PROBLEM TO SOLVE
Copy whichever lines of the data hold the word "triangle".

━━━━━ DATA FOR PROCESSING ━━━━━

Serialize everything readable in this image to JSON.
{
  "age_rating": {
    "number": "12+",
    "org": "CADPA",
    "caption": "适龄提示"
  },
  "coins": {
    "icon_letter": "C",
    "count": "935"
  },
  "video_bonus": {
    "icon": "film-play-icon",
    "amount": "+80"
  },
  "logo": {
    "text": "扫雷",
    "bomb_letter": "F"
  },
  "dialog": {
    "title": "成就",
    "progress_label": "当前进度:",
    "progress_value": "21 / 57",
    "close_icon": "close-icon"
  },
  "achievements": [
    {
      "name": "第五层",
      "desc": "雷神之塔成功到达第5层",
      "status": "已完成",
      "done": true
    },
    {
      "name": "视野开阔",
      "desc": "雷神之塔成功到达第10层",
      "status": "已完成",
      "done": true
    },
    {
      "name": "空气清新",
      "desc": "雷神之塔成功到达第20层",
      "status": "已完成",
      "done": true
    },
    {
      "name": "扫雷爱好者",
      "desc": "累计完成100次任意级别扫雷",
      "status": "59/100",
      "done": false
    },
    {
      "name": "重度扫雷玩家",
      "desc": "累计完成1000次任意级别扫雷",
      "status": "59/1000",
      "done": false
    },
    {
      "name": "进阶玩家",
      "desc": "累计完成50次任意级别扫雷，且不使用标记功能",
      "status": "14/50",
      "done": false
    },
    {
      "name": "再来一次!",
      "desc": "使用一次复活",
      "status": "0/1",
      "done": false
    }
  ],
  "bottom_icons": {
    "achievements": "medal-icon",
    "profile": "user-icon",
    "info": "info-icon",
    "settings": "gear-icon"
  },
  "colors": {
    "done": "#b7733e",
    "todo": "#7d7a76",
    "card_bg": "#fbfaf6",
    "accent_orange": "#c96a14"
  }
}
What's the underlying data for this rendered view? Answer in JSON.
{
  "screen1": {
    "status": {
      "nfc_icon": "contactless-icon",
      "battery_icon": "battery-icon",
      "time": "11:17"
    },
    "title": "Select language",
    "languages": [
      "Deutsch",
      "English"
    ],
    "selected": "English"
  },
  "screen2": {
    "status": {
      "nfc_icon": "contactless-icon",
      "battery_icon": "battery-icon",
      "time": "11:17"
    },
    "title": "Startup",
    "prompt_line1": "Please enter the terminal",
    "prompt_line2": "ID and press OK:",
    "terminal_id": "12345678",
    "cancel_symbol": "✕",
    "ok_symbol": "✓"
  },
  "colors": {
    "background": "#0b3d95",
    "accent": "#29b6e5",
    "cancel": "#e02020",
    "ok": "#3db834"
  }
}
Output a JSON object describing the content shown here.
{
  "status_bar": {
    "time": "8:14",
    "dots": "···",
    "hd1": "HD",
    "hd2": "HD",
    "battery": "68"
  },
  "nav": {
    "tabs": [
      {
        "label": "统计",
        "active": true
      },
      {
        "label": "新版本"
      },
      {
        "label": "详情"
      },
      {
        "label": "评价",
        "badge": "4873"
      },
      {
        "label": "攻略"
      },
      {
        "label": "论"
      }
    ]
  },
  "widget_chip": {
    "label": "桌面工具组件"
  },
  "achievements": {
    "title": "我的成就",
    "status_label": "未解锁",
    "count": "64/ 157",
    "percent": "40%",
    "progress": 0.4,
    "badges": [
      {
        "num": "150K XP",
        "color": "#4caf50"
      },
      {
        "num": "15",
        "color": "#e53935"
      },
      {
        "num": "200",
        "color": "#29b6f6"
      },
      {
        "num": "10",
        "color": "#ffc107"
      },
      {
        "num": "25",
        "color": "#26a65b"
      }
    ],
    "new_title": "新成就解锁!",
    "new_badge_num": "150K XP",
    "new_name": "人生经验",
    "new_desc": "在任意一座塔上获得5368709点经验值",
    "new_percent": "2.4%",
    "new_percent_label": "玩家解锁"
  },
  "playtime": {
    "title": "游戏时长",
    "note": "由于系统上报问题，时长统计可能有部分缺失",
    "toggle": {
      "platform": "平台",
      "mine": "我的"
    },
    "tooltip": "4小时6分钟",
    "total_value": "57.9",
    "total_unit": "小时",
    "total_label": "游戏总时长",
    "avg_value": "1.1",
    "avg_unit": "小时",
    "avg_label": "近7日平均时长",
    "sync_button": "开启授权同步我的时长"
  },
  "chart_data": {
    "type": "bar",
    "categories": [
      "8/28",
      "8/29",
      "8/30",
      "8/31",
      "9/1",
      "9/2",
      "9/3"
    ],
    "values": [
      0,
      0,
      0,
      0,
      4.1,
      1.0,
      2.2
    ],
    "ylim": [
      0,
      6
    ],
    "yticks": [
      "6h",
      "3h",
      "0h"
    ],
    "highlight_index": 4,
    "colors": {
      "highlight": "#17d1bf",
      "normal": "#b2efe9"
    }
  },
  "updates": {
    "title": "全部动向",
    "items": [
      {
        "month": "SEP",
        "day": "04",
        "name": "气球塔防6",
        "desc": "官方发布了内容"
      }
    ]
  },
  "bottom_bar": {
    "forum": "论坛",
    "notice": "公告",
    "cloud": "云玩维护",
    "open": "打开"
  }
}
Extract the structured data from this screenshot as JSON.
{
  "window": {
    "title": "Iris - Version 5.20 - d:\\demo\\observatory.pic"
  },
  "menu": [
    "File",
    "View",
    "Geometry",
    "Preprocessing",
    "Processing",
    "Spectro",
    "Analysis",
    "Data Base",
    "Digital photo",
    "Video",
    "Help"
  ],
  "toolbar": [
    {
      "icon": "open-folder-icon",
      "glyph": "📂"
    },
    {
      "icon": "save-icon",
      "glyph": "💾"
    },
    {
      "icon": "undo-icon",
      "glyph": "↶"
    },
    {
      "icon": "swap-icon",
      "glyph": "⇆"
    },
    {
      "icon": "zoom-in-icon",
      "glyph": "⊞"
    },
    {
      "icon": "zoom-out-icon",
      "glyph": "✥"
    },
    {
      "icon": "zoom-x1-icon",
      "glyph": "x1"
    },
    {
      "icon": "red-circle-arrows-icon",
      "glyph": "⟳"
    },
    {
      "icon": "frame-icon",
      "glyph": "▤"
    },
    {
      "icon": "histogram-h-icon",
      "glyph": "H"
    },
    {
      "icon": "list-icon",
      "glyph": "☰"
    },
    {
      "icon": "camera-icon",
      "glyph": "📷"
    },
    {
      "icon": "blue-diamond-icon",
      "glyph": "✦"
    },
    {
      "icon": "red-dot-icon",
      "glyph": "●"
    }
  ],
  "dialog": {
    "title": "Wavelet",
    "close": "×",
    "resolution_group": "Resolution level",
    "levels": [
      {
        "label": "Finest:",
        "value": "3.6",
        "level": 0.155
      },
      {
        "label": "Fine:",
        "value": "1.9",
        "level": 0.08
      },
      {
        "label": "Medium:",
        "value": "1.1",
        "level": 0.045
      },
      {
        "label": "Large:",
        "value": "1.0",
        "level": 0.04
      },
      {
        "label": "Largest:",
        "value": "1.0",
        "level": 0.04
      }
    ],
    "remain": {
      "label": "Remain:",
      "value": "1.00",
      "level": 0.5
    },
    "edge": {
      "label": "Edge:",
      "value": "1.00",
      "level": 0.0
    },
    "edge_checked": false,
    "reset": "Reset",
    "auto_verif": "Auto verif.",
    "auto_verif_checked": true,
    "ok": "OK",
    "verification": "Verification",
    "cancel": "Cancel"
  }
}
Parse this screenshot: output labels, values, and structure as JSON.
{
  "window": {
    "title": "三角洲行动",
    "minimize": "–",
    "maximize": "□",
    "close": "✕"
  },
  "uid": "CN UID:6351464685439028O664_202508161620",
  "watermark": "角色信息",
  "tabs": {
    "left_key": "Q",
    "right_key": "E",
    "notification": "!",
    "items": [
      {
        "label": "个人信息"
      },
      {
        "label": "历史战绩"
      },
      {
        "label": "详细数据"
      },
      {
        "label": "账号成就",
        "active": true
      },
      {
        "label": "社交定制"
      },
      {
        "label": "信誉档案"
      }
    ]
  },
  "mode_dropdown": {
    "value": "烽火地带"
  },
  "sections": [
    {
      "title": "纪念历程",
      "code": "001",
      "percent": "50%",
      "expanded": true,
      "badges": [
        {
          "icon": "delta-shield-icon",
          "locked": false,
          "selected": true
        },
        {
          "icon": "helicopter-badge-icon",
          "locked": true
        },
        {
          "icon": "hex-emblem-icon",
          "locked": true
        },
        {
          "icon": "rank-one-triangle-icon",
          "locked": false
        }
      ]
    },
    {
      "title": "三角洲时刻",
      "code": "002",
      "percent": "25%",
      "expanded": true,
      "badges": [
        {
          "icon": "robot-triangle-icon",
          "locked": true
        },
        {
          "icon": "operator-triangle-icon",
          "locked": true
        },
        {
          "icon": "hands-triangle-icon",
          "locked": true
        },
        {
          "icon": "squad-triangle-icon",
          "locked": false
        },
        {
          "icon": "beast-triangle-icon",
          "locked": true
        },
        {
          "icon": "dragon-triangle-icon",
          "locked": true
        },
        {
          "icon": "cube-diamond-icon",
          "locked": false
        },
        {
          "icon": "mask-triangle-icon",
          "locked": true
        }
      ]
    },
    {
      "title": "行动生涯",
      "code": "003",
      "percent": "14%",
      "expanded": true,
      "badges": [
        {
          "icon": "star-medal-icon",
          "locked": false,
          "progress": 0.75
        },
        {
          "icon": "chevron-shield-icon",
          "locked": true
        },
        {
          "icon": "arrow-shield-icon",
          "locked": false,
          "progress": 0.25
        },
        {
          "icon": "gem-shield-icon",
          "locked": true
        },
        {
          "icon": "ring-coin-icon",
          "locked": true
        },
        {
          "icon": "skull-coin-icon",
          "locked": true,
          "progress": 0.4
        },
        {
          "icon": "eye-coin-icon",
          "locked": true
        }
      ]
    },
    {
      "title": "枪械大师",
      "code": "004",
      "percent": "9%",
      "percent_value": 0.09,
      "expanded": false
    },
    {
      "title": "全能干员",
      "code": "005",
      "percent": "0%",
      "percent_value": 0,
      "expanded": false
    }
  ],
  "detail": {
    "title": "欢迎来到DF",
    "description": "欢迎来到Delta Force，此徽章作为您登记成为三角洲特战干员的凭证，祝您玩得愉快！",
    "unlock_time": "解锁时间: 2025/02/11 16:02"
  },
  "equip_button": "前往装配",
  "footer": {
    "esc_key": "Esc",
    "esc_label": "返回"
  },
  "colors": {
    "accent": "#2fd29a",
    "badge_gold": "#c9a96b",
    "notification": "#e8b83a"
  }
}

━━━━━

ANSWER FOR THE TASK
          "icon": "rank-one-triangle-icon",
          "icon": "robot-triangle-icon",
          "icon": "operator-triangle-icon",
          "icon": "hands-triangle-icon",
          "icon": "squad-triangle-icon",
          "icon": "beast-triangle-icon",
          "icon": "dragon-triangle-icon",
          "icon": "mask-triangle-icon",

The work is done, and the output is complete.